Three weeks after anti-corruption watchdog Transparency International-Malaysia (TI-M) launched its election integrity pledge, only four MPs – two from BN and two from the opposition – have signed the pact.
The four out of 222 MPs are Saifuddin Abdullah (BN-Temerloh), Khairy Jamaluddin (BN-Rembau), Nurul Izzah Anwar (PKR-Lembah Pantai) and Dr Jeyakumar Devaraj (PSM-Sungai Siput).
Saifuddin (left), who is deputy higher education minister, was the first to commit himself to the pledge, while Nurul Izzah, a PKR vice-president, was the most recent MP to do so, on April 2.
The pledge , launched last month, is a non-binding ‘social contract’ for candidates in the coming general election.
It requires signatories who are election candidates to reject bribe-taking and money politics during their electoral campaign and after they have been voted into office.
Although the contract will not be enforced by any authority, the signatories must open a social media account – either with Facebook or Twitter – to allow direct communication with voters who will monitor and give their feedback on the conduct of the candidates.
TI-M has set up a website, timalaysia-electionpledge.org.my , publishing the details of all the signatories, including a document called the ‘candidate form’, where the MPs state their personal reasons for signing the pledge.
“I believe and support initiatives which promote free and fair election, good governance and high standard of integrity,” Khairy (right), who is also Umno Youth chief, states in his form.
His colleague and basketball mate, Saifuddin, referred to his book in his explanation on why he inked the pledge.

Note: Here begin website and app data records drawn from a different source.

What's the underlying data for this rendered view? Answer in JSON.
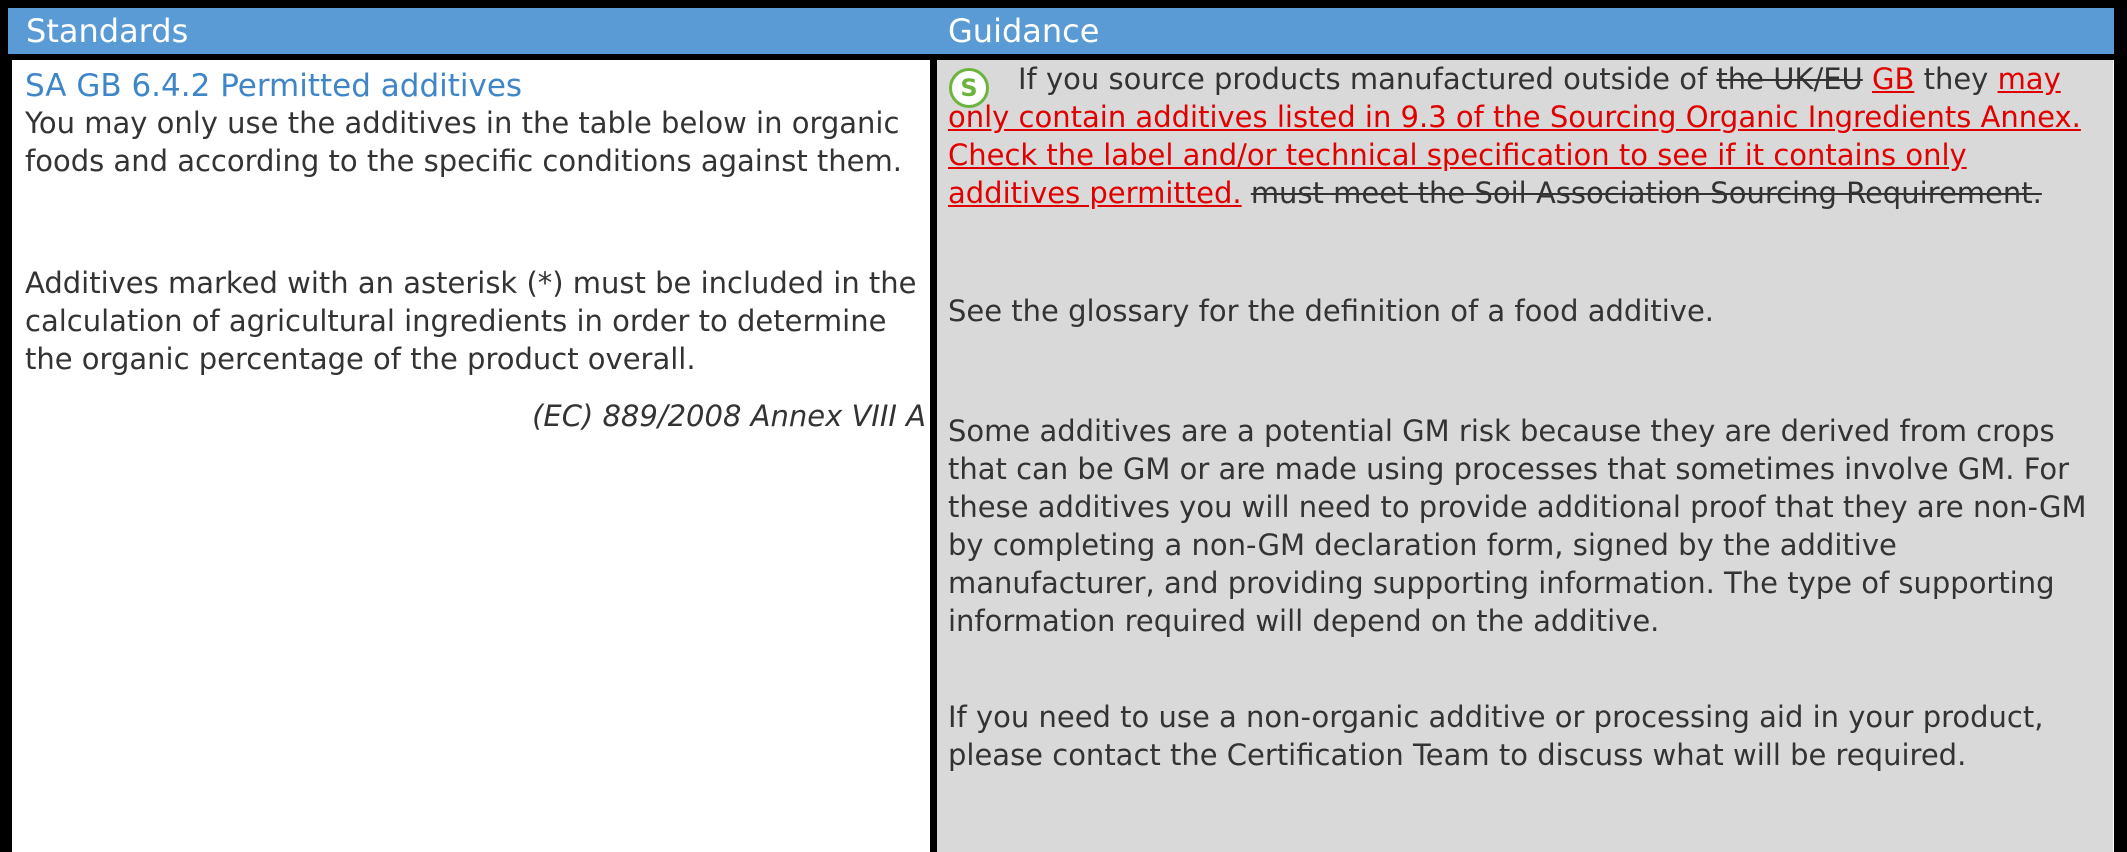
{
  "header": {
    "standards": "Standards",
    "guidance": "Guidance"
  },
  "standards": {
    "title": "SA GB 6.4.2 Permitted additives",
    "para1": "You may only use the additives in the table below in organic foods and according to the specific conditions against them.",
    "para2": "Additives marked with an asterisk (*) must be included in the calculation of agricultural ingredients in order to determine the organic percentage of the product overall.",
    "reference": "(EC) 889/2008 Annex VIII A"
  },
  "guidance": {
    "badge_icon": "soil-association-s-icon",
    "badge_letter": "S",
    "p1_text_a": "If you source products manufactured outside of ",
    "p1_deleted_a": "the UK/EU",
    "p1_space": " ",
    "p1_inserted_a": "GB",
    "p1_text_b": " they ",
    "p1_inserted_b": "may only contain additives listed in 9.3 of the Sourcing Organic Ingredients Annex. Check the label and/or technical specification to see if it contains only additives permitted.",
    "p1_deleted_b": "must meet the Soil Association Sourcing Requirement.",
    "p2": "See the glossary for the definition of a food additive.",
    "p3": "Some additives are a potential GM risk because they are derived from crops that can be GM or are made using processes that sometimes involve GM. For these additives you will need to provide additional proof that they are non-GM by completing a non-GM declaration form, signed by the additive manufacturer, and providing supporting information. The type of supporting information required will depend on the additive.",
    "p4": "If you need to use a non-organic additive or processing aid in your product, please contact the Certification Team to discuss what will be required."
  },
  "colors": {
    "header_bg": "#5b9bd5",
    "guidance_bg": "#d9d9d9",
    "title_blue": "#3f86c9",
    "insert_red": "#e00000",
    "badge_green": "#6db33f"
  }
}
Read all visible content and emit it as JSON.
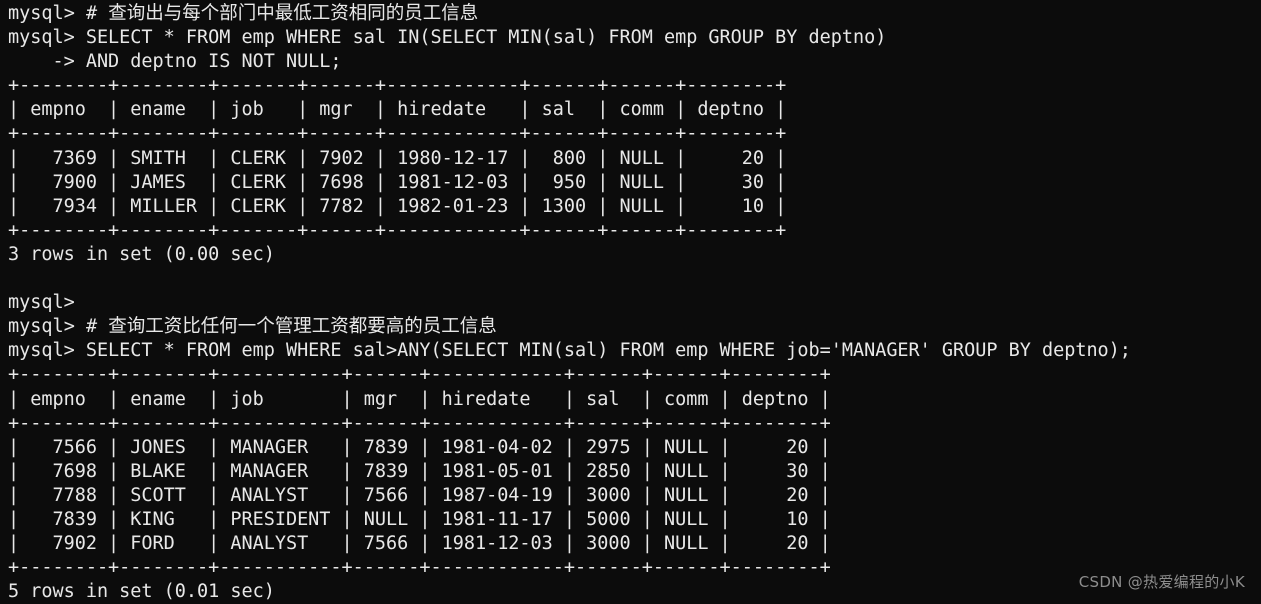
{
  "terminal": {
    "prompt": "mysql> ",
    "continuation_prompt": "    -> ",
    "background_color": "#0c0c0c",
    "text_color": "#e8e8e8",
    "lines": [
      "mysql> # 查询出与每个部门中最低工资相同的员工信息",
      "mysql> SELECT * FROM emp WHERE sal IN(SELECT MIN(sal) FROM emp GROUP BY deptno)",
      "    -> AND deptno IS NOT NULL;",
      "+--------+--------+-------+------+------------+------+------+--------+",
      "| empno  | ename  | job   | mgr  | hiredate   | sal  | comm | deptno |",
      "+--------+--------+-------+------+------------+------+------+--------+",
      "|   7369 | SMITH  | CLERK | 7902 | 1980-12-17 |  800 | NULL |     20 |",
      "|   7900 | JAMES  | CLERK | 7698 | 1981-12-03 |  950 | NULL |     30 |",
      "|   7934 | MILLER | CLERK | 7782 | 1982-01-23 | 1300 | NULL |     10 |",
      "+--------+--------+-------+------+------------+------+------+--------+",
      "3 rows in set (0.00 sec)",
      "",
      "mysql>",
      "mysql> # 查询工资比任何一个管理工资都要高的员工信息",
      "mysql> SELECT * FROM emp WHERE sal>ANY(SELECT MIN(sal) FROM emp WHERE job='MANAGER' GROUP BY deptno);",
      "+--------+--------+-----------+------+------------+------+------+--------+",
      "| empno  | ename  | job       | mgr  | hiredate   | sal  | comm | deptno |",
      "+--------+--------+-----------+------+------------+------+------+--------+",
      "|   7566 | JONES  | MANAGER   | 7839 | 1981-04-02 | 2975 | NULL |     20 |",
      "|   7698 | BLAKE  | MANAGER   | 7839 | 1981-05-01 | 2850 | NULL |     30 |",
      "|   7788 | SCOTT  | ANALYST   | 7566 | 1987-04-19 | 3000 | NULL |     20 |",
      "|   7839 | KING   | PRESIDENT | NULL | 1981-11-17 | 5000 | NULL |     10 |",
      "|   7902 | FORD   | ANALYST   | 7566 | 1981-12-03 | 3000 | NULL |     20 |",
      "+--------+--------+-----------+------+------------+------+------+--------+",
      "5 rows in set (0.01 sec)"
    ],
    "queries": [
      {
        "comment": "# 查询出与每个部门中最低工资相同的员工信息",
        "sql": "SELECT * FROM emp WHERE sal IN(SELECT MIN(sal) FROM emp GROUP BY deptno) AND deptno IS NOT NULL;",
        "columns": [
          "empno",
          "ename",
          "job",
          "mgr",
          "hiredate",
          "sal",
          "comm",
          "deptno"
        ],
        "rows": [
          [
            "7369",
            "SMITH",
            "CLERK",
            "7902",
            "1980-12-17",
            "800",
            "NULL",
            "20"
          ],
          [
            "7900",
            "JAMES",
            "CLERK",
            "7698",
            "1981-12-03",
            "950",
            "NULL",
            "30"
          ],
          [
            "7934",
            "MILLER",
            "CLERK",
            "7782",
            "1982-01-23",
            "1300",
            "NULL",
            "10"
          ]
        ],
        "status": "3 rows in set (0.00 sec)"
      },
      {
        "comment": "# 查询工资比任何一个管理工资都要高的员工信息",
        "sql": "SELECT * FROM emp WHERE sal>ANY(SELECT MIN(sal) FROM emp WHERE job='MANAGER' GROUP BY deptno);",
        "columns": [
          "empno",
          "ename",
          "job",
          "mgr",
          "hiredate",
          "sal",
          "comm",
          "deptno"
        ],
        "rows": [
          [
            "7566",
            "JONES",
            "MANAGER",
            "7839",
            "1981-04-02",
            "2975",
            "NULL",
            "20"
          ],
          [
            "7698",
            "BLAKE",
            "MANAGER",
            "7839",
            "1981-05-01",
            "2850",
            "NULL",
            "30"
          ],
          [
            "7788",
            "SCOTT",
            "ANALYST",
            "7566",
            "1987-04-19",
            "3000",
            "NULL",
            "20"
          ],
          [
            "7839",
            "KING",
            "PRESIDENT",
            "NULL",
            "1981-11-17",
            "5000",
            "NULL",
            "10"
          ],
          [
            "7902",
            "FORD",
            "ANALYST",
            "7566",
            "1981-12-03",
            "3000",
            "NULL",
            "20"
          ]
        ],
        "status": "5 rows in set (0.01 sec)"
      }
    ]
  },
  "watermark": {
    "text": "CSDN @热爱编程的小K"
  }
}
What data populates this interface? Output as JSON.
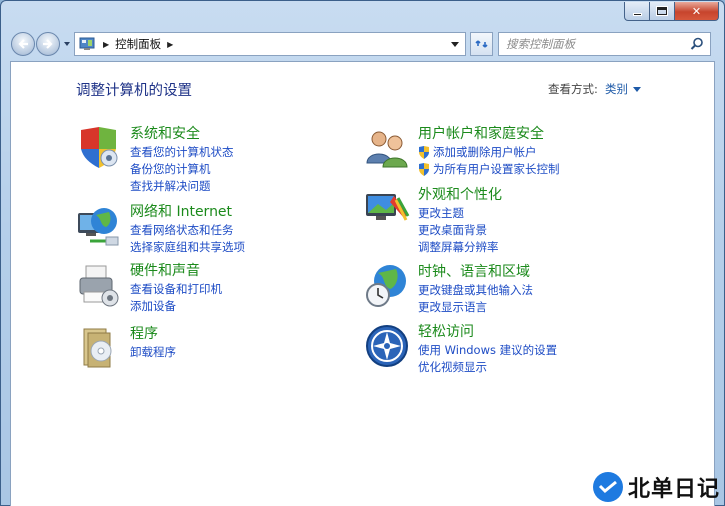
{
  "window": {
    "title_buttons": [
      "minimize",
      "maximize",
      "close"
    ],
    "close_glyph": "✕"
  },
  "nav": {
    "back_icon": "back-arrow-icon",
    "forward_icon": "forward-arrow-icon",
    "breadcrumb": [
      "控制面板"
    ],
    "search_placeholder": "搜索控制面板"
  },
  "header": {
    "title": "调整计算机的设置",
    "view_by_label": "查看方式:",
    "view_by_value": "类别"
  },
  "categories": [
    {
      "icon": "shield-security-icon",
      "title": "系统和安全",
      "links": [
        "查看您的计算机状态",
        "备份您的计算机",
        "查找并解决问题"
      ]
    },
    {
      "icon": "network-globe-icon",
      "title": "网络和 Internet",
      "links": [
        "查看网络状态和任务",
        "选择家庭组和共享选项"
      ]
    },
    {
      "icon": "printer-hardware-icon",
      "title": "硬件和声音",
      "links": [
        "查看设备和打印机",
        "添加设备"
      ]
    },
    {
      "icon": "programs-icon",
      "title": "程序",
      "links": [
        "卸载程序"
      ]
    },
    {
      "icon": "user-accounts-icon",
      "title": "用户帐户和家庭安全",
      "links": [
        "添加或删除用户帐户",
        "为所有用户设置家长控制"
      ]
    },
    {
      "icon": "appearance-icon",
      "title": "外观和个性化",
      "links": [
        "更改主题",
        "更改桌面背景",
        "调整屏幕分辨率"
      ]
    },
    {
      "icon": "clock-globe-icon",
      "title": "时钟、语言和区域",
      "links": [
        "更改键盘或其他输入法",
        "更改显示语言"
      ]
    },
    {
      "icon": "ease-of-access-icon",
      "title": "轻松访问",
      "links": [
        "使用 Windows 建议的设置",
        "优化视频显示"
      ]
    }
  ],
  "watermark": {
    "text": "北单日记"
  },
  "colors": {
    "title_blue": "#1e3287",
    "category_green": "#1b8a1b",
    "link_blue": "#1e4cc5"
  }
}
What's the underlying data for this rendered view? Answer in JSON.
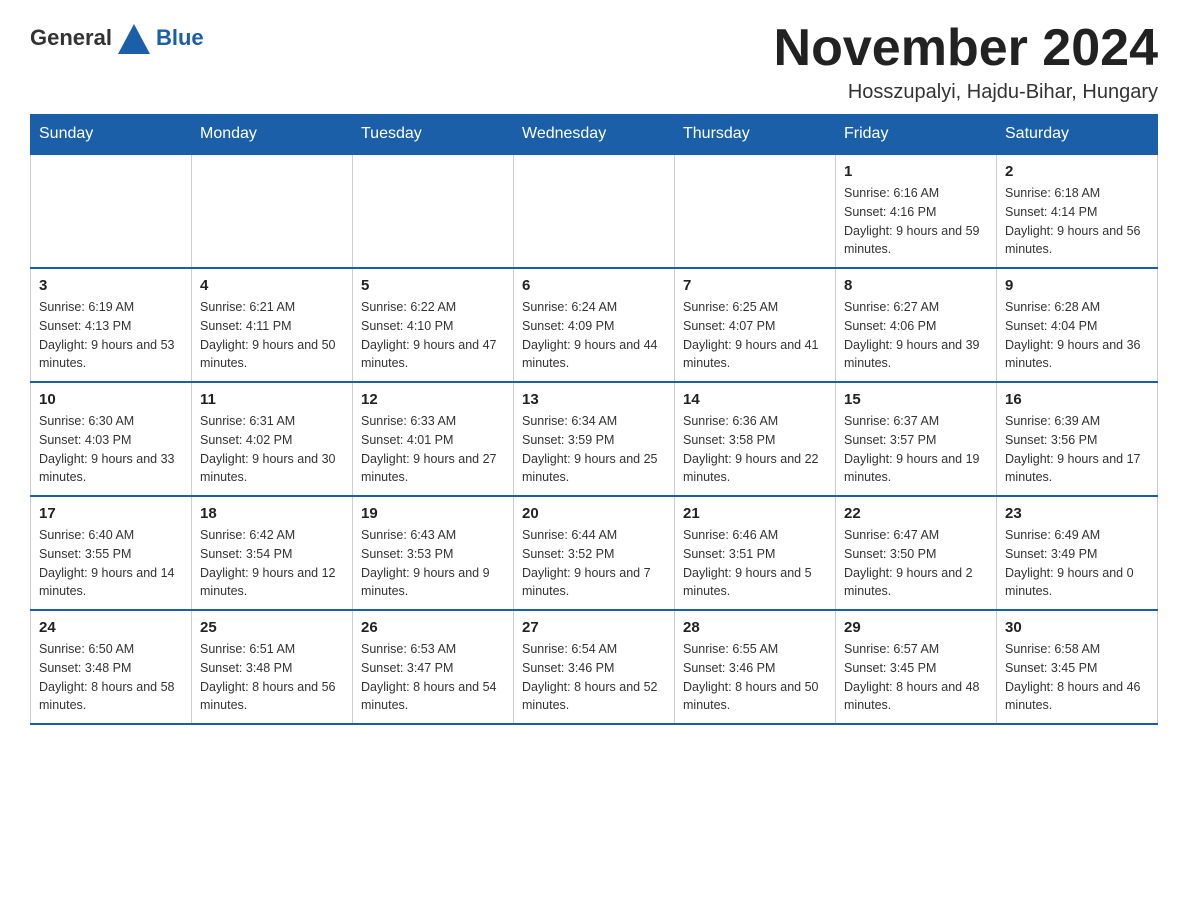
{
  "header": {
    "logo_general": "General",
    "logo_blue": "Blue",
    "month_title": "November 2024",
    "location": "Hosszupalyi, Hajdu-Bihar, Hungary"
  },
  "weekdays": [
    "Sunday",
    "Monday",
    "Tuesday",
    "Wednesday",
    "Thursday",
    "Friday",
    "Saturday"
  ],
  "weeks": [
    [
      {
        "day": "",
        "info": ""
      },
      {
        "day": "",
        "info": ""
      },
      {
        "day": "",
        "info": ""
      },
      {
        "day": "",
        "info": ""
      },
      {
        "day": "",
        "info": ""
      },
      {
        "day": "1",
        "info": "Sunrise: 6:16 AM\nSunset: 4:16 PM\nDaylight: 9 hours and 59 minutes."
      },
      {
        "day": "2",
        "info": "Sunrise: 6:18 AM\nSunset: 4:14 PM\nDaylight: 9 hours and 56 minutes."
      }
    ],
    [
      {
        "day": "3",
        "info": "Sunrise: 6:19 AM\nSunset: 4:13 PM\nDaylight: 9 hours and 53 minutes."
      },
      {
        "day": "4",
        "info": "Sunrise: 6:21 AM\nSunset: 4:11 PM\nDaylight: 9 hours and 50 minutes."
      },
      {
        "day": "5",
        "info": "Sunrise: 6:22 AM\nSunset: 4:10 PM\nDaylight: 9 hours and 47 minutes."
      },
      {
        "day": "6",
        "info": "Sunrise: 6:24 AM\nSunset: 4:09 PM\nDaylight: 9 hours and 44 minutes."
      },
      {
        "day": "7",
        "info": "Sunrise: 6:25 AM\nSunset: 4:07 PM\nDaylight: 9 hours and 41 minutes."
      },
      {
        "day": "8",
        "info": "Sunrise: 6:27 AM\nSunset: 4:06 PM\nDaylight: 9 hours and 39 minutes."
      },
      {
        "day": "9",
        "info": "Sunrise: 6:28 AM\nSunset: 4:04 PM\nDaylight: 9 hours and 36 minutes."
      }
    ],
    [
      {
        "day": "10",
        "info": "Sunrise: 6:30 AM\nSunset: 4:03 PM\nDaylight: 9 hours and 33 minutes."
      },
      {
        "day": "11",
        "info": "Sunrise: 6:31 AM\nSunset: 4:02 PM\nDaylight: 9 hours and 30 minutes."
      },
      {
        "day": "12",
        "info": "Sunrise: 6:33 AM\nSunset: 4:01 PM\nDaylight: 9 hours and 27 minutes."
      },
      {
        "day": "13",
        "info": "Sunrise: 6:34 AM\nSunset: 3:59 PM\nDaylight: 9 hours and 25 minutes."
      },
      {
        "day": "14",
        "info": "Sunrise: 6:36 AM\nSunset: 3:58 PM\nDaylight: 9 hours and 22 minutes."
      },
      {
        "day": "15",
        "info": "Sunrise: 6:37 AM\nSunset: 3:57 PM\nDaylight: 9 hours and 19 minutes."
      },
      {
        "day": "16",
        "info": "Sunrise: 6:39 AM\nSunset: 3:56 PM\nDaylight: 9 hours and 17 minutes."
      }
    ],
    [
      {
        "day": "17",
        "info": "Sunrise: 6:40 AM\nSunset: 3:55 PM\nDaylight: 9 hours and 14 minutes."
      },
      {
        "day": "18",
        "info": "Sunrise: 6:42 AM\nSunset: 3:54 PM\nDaylight: 9 hours and 12 minutes."
      },
      {
        "day": "19",
        "info": "Sunrise: 6:43 AM\nSunset: 3:53 PM\nDaylight: 9 hours and 9 minutes."
      },
      {
        "day": "20",
        "info": "Sunrise: 6:44 AM\nSunset: 3:52 PM\nDaylight: 9 hours and 7 minutes."
      },
      {
        "day": "21",
        "info": "Sunrise: 6:46 AM\nSunset: 3:51 PM\nDaylight: 9 hours and 5 minutes."
      },
      {
        "day": "22",
        "info": "Sunrise: 6:47 AM\nSunset: 3:50 PM\nDaylight: 9 hours and 2 minutes."
      },
      {
        "day": "23",
        "info": "Sunrise: 6:49 AM\nSunset: 3:49 PM\nDaylight: 9 hours and 0 minutes."
      }
    ],
    [
      {
        "day": "24",
        "info": "Sunrise: 6:50 AM\nSunset: 3:48 PM\nDaylight: 8 hours and 58 minutes."
      },
      {
        "day": "25",
        "info": "Sunrise: 6:51 AM\nSunset: 3:48 PM\nDaylight: 8 hours and 56 minutes."
      },
      {
        "day": "26",
        "info": "Sunrise: 6:53 AM\nSunset: 3:47 PM\nDaylight: 8 hours and 54 minutes."
      },
      {
        "day": "27",
        "info": "Sunrise: 6:54 AM\nSunset: 3:46 PM\nDaylight: 8 hours and 52 minutes."
      },
      {
        "day": "28",
        "info": "Sunrise: 6:55 AM\nSunset: 3:46 PM\nDaylight: 8 hours and 50 minutes."
      },
      {
        "day": "29",
        "info": "Sunrise: 6:57 AM\nSunset: 3:45 PM\nDaylight: 8 hours and 48 minutes."
      },
      {
        "day": "30",
        "info": "Sunrise: 6:58 AM\nSunset: 3:45 PM\nDaylight: 8 hours and 46 minutes."
      }
    ]
  ],
  "colors": {
    "header_bg": "#1a5fa8",
    "border": "#1a5fa8"
  }
}
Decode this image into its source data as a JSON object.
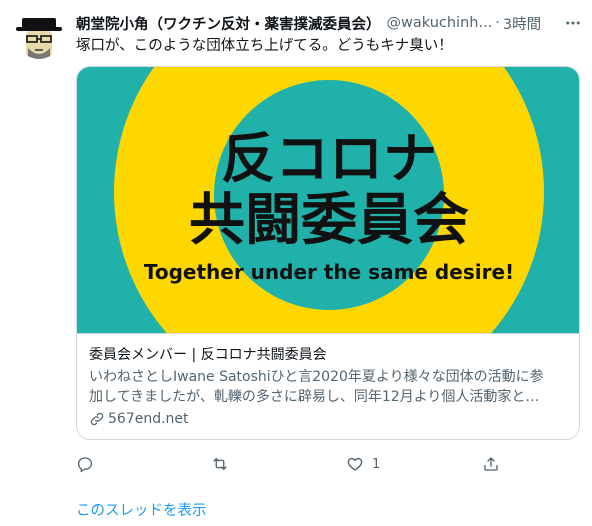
{
  "tweet": {
    "author_name": "朝堂院小角（ワクチン反対・薬害撲滅委員会）",
    "handle": "@wakuchinh...",
    "separator": "·",
    "time": "3時間",
    "text": "塚口が、このような団体立ち上げてる。どうもキナ臭い！"
  },
  "card": {
    "image_title_line1": "反コロナ",
    "image_title_line2": "共闘委員会",
    "image_slogan": "Together under the same desire!",
    "title": "委員会メンバー | 反コロナ共闘委員会",
    "description_line1": "いわねさとしIwane Satoshiひと言2020年夏より様々な団体の活動に参",
    "description_line2": "加してきましたが、軋轢の多さに辟易し、同年12月より個人活動家と…",
    "domain": "567end.net"
  },
  "actions": {
    "like_count": "1"
  },
  "thread_link": "このスレッドを表示",
  "icons": {
    "more": "more-icon",
    "reply": "reply-icon",
    "retweet": "retweet-icon",
    "like": "heart-icon",
    "share": "share-icon",
    "link": "link-icon"
  },
  "colors": {
    "card_bg": "#20b2aa",
    "circle_yellow": "#ffd700",
    "inner_teal": "#20b2aa",
    "link_blue": "#1d9bf0",
    "muted": "#536471"
  }
}
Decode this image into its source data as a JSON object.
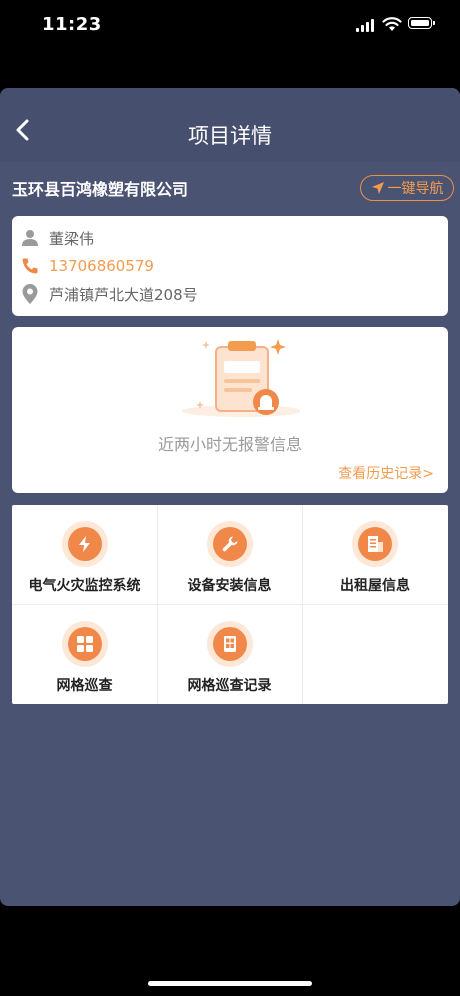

“I believe integrity is the defining pillar of a politician’s character. I’ve been promoting this in my speeches and writings. Political integrity is one of the two components that formed my 2008 book ‘New Politics’.
“This pledge is timely in the context of our political transformation,” Saifuddin says.
Need to separate politics from business
On the other hand, Jeyakumar (left), a medical specialist who defeated the MIC’s S Samy Vellu in the 2008 general election, says:
“It is very timely. We need to separate politics from business and do this urgently if we want to make ours a caring society”.
However, PKR’s Nurul Izzah took the opportunity to register her disapproval with the Election Commission.
“Free and fair elections are the cornerstone of a successful and working democracy; subject to an independent, credible Election Commission which enjoys the confidence of Malaysians.
“I have reason to doubt the EC’s credibility,” says the political novice who defeated Umno Wanita giant Shahrizat Abdul Jalil in her maiden foray in electoral politics four years ago.
Nurul’s (right) signing was witnessed by Batu Gajah MP Fong Po Kuan, but interestingly the DAP parliamentarian has yet to ink the pledge.